"In this thesis, we address a new security problem in the realm of collaborating sensor networks. By collaborating sensor networks, we refer to the networks of sensor networks collaborating on a mission, with each sensor network is independently owned and operated by separate entities. Such networks are practical where a number of independent entities can deploy their own sensor networks in multi-national, commercial, and environmental scenarios, and some of these networks will integrate complementary functionalities for a mission. In the scenario, we address an authentication problem wherein the goal is for the Operator Oi of Sensor Network Si to correctly determine the number of active sensors in Network Si. Such a problem is challenging in collaborating sensor networks where other sensor networks, despite showing an intent to collaborate, may not be completely trustworthy and could compromise the authentication process. We propose two authentication protocols to address this problem. Our protocols rely on Physically Unclonable Functions, which are a hardware based authentication primitive exploiting inherent randomness in circuit fabrication. Our protocols are light-weight, energy efficient, and highly secure against a number of attacks. To the best of our knowledge, ours is the first to addresses a practical security problem in collaborating sensor networks."--Abstract, page iii.


Chellappan, Sriram

Committee Member(s)

Lin, Dan
Jiang, Wei


Computer Science

Degree Name

M.S. in Computer Science


Sandia Corporation
United States.

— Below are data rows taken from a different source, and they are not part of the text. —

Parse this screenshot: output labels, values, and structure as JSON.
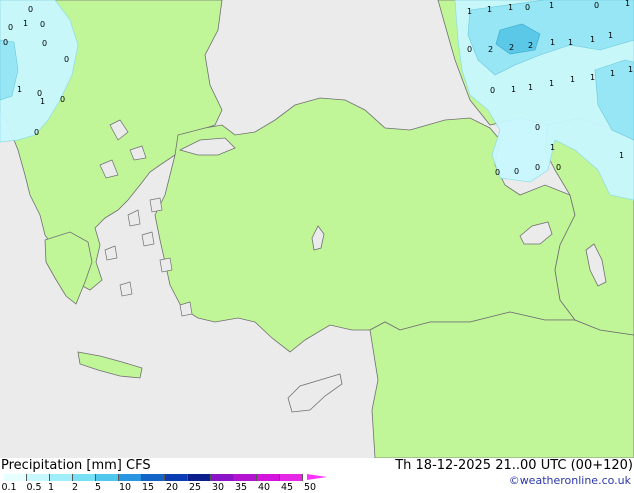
{
  "map": {
    "title": "Precipitation [mm] CFS",
    "timestamp": "Th 18-12-2025 21..00 UTC (00+120)",
    "copyright": "©weatheronline.co.uk",
    "colors": {
      "land": "#c0f598",
      "sea": "#ebebeb",
      "precip_light": "#c8f8ff",
      "precip_mid": "#96e6f5",
      "precip_strong": "#5ac8e6",
      "coast": "#707070"
    },
    "legend": {
      "ticks": [
        "0.1",
        "0.5",
        "1",
        "2",
        "5",
        "10",
        "15",
        "20",
        "25",
        "30",
        "35",
        "40",
        "45",
        "50"
      ],
      "swatch_colors": [
        "#e6ffff",
        "#c8f8ff",
        "#a0eefa",
        "#78e0f5",
        "#50c8ee",
        "#2896e0",
        "#1464c8",
        "#0a3cb4",
        "#0a1e8c",
        "#8c14c8",
        "#b414d2",
        "#d214dc",
        "#e628e6"
      ],
      "arrow_color": "#ff33ff"
    },
    "value_labels": [
      {
        "text": "0"
      },
      {
        "text": "0"
      },
      {
        "text": "0"
      },
      {
        "text": "0"
      },
      {
        "text": "1"
      },
      {
        "text": "0"
      },
      {
        "text": "1"
      },
      {
        "text": "0"
      },
      {
        "text": "0"
      },
      {
        "text": "0"
      },
      {
        "text": "0"
      },
      {
        "text": "1"
      },
      {
        "text": "1"
      },
      {
        "text": "1"
      },
      {
        "text": "0"
      },
      {
        "text": "1"
      },
      {
        "text": "1"
      },
      {
        "text": "0"
      },
      {
        "text": "1"
      },
      {
        "text": "2"
      },
      {
        "text": "2"
      },
      {
        "text": "2"
      },
      {
        "text": "1"
      },
      {
        "text": "1"
      },
      {
        "text": "1"
      },
      {
        "text": "1"
      },
      {
        "text": "0"
      },
      {
        "text": "1"
      },
      {
        "text": "1"
      },
      {
        "text": "1"
      },
      {
        "text": "1"
      },
      {
        "text": "1"
      },
      {
        "text": "1"
      },
      {
        "text": "1"
      },
      {
        "text": "0"
      },
      {
        "text": "0"
      },
      {
        "text": "0"
      },
      {
        "text": "0"
      },
      {
        "text": "0"
      },
      {
        "text": "0"
      },
      {
        "text": "1"
      },
      {
        "text": "1"
      }
    ]
  }
}
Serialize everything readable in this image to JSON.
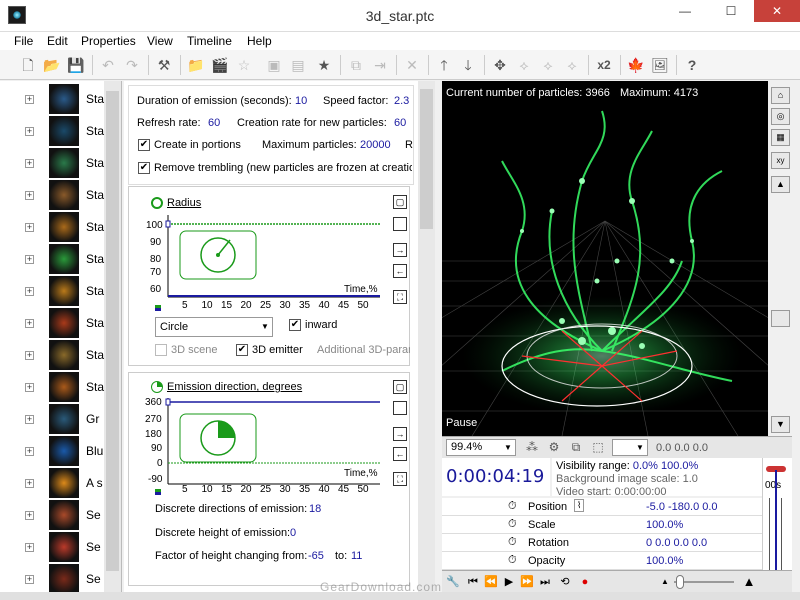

Department of Energy


This manuscript has been authored by Sandia Corporation under Contract No. DE-AC04-94AL85000 with the U.S. Department of Energy.


Missouri University of Science and Technology

Publication Date

Spring 2015


ix, 23 pages

Note about bibliography

Includes bibliographical references (pages 20-22).


© 2015 Jake Uriah Bielefeldt, All rights reserved.

Document Type

Thesis - Open Access

File Type




Subject Headings

Sensor networks -- Security measures
Embedded computer systems -- Security measures

Thesis Number

T 10665

Electronic OCLC #